**EXERCISE DETAILS:**
Copy each record below faithfully, leaving out images.

[Opening DATA EXTRACTS section]

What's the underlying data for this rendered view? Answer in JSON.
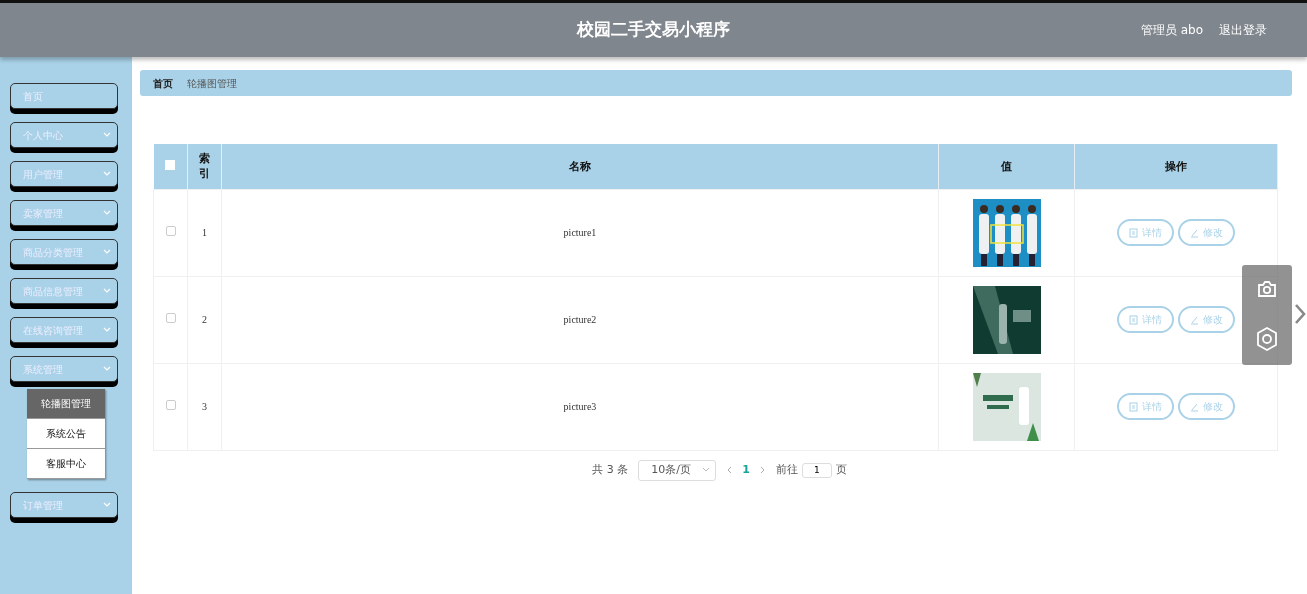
{
  "header": {
    "title": "校园二手交易小程序",
    "user": "管理员 abo",
    "logout": "退出登录"
  },
  "sidebar": {
    "items": [
      {
        "label": "首页",
        "has_arrow": false
      },
      {
        "label": "个人中心",
        "has_arrow": true
      },
      {
        "label": "用户管理",
        "has_arrow": true
      },
      {
        "label": "卖家管理",
        "has_arrow": true
      },
      {
        "label": "商品分类管理",
        "has_arrow": true
      },
      {
        "label": "商品信息管理",
        "has_arrow": true
      },
      {
        "label": "在线咨询管理",
        "has_arrow": true
      },
      {
        "label": "系统管理",
        "has_arrow": true,
        "children": [
          {
            "label": "轮播图管理",
            "selected": true
          },
          {
            "label": "系统公告",
            "selected": false
          },
          {
            "label": "客服中心",
            "selected": false
          }
        ]
      },
      {
        "label": "订单管理",
        "has_arrow": true
      }
    ]
  },
  "breadcrumb": [
    {
      "label": "首页",
      "current": false
    },
    {
      "label": "轮播图管理",
      "current": true
    }
  ],
  "table": {
    "select_all": {
      "checked": false
    },
    "columns": [
      "索引",
      "名称",
      "值",
      "操作"
    ],
    "rows": [
      {
        "checked": false,
        "index": "1",
        "name": "picture1",
        "value": {
          "kind": "picture"
        },
        "actions": [
          {
            "kind": "detail",
            "label": "详情"
          },
          {
            "kind": "edit",
            "label": "修改"
          }
        ]
      },
      {
        "checked": false,
        "index": "2",
        "name": "picture2",
        "value": {
          "kind": "picture"
        },
        "actions": [
          {
            "kind": "detail",
            "label": "详情"
          },
          {
            "kind": "edit",
            "label": "修改"
          }
        ]
      },
      {
        "checked": false,
        "index": "3",
        "name": "picture3",
        "value": {
          "kind": "picture"
        },
        "actions": [
          {
            "kind": "detail",
            "label": "详情"
          },
          {
            "kind": "edit",
            "label": "修改"
          }
        ]
      }
    ]
  },
  "pagination": {
    "total": "共 3 条",
    "page_size": "10条/页",
    "pages": [
      {
        "label": "1",
        "selected": true
      }
    ],
    "goto_label": "前往",
    "goto_value": "1",
    "goto_suffix": "页"
  }
}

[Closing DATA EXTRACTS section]

**RESULT OF THIS EXERCISE:**
What's the underlying data for this rendered view? Answer in JSON.
{
  "header": {
    "title": "校园二手交易小程序",
    "user": "管理员 abo",
    "logout": "退出登录"
  },
  "sidebar": {
    "items": [
      {
        "label": "首页",
        "has_arrow": false
      },
      {
        "label": "个人中心",
        "has_arrow": true
      },
      {
        "label": "用户管理",
        "has_arrow": true
      },
      {
        "label": "卖家管理",
        "has_arrow": true
      },
      {
        "label": "商品分类管理",
        "has_arrow": true
      },
      {
        "label": "商品信息管理",
        "has_arrow": true
      },
      {
        "label": "在线咨询管理",
        "has_arrow": true
      },
      {
        "label": "系统管理",
        "has_arrow": true,
        "children": [
          {
            "label": "轮播图管理",
            "selected": true
          },
          {
            "label": "系统公告",
            "selected": false
          },
          {
            "label": "客服中心",
            "selected": false
          }
        ]
      },
      {
        "label": "订单管理",
        "has_arrow": true
      }
    ]
  },
  "breadcrumb": [
    {
      "label": "首页",
      "current": false
    },
    {
      "label": "轮播图管理",
      "current": true
    }
  ],
  "table": {
    "select_all": {
      "checked": false
    },
    "columns": [
      "索引",
      "名称",
      "值",
      "操作"
    ],
    "rows": [
      {
        "checked": false,
        "index": "1",
        "name": "picture1",
        "value": {
          "kind": "picture"
        },
        "actions": [
          {
            "kind": "detail",
            "label": "详情"
          },
          {
            "kind": "edit",
            "label": "修改"
          }
        ]
      },
      {
        "checked": false,
        "index": "2",
        "name": "picture2",
        "value": {
          "kind": "picture"
        },
        "actions": [
          {
            "kind": "detail",
            "label": "详情"
          },
          {
            "kind": "edit",
            "label": "修改"
          }
        ]
      },
      {
        "checked": false,
        "index": "3",
        "name": "picture3",
        "value": {
          "kind": "picture"
        },
        "actions": [
          {
            "kind": "detail",
            "label": "详情"
          },
          {
            "kind": "edit",
            "label": "修改"
          }
        ]
      }
    ]
  },
  "pagination": {
    "total": "共 3 条",
    "page_size": "10条/页",
    "pages": [
      {
        "label": "1",
        "selected": true
      }
    ],
    "goto_label": "前往",
    "goto_value": "1",
    "goto_suffix": "页"
  }
}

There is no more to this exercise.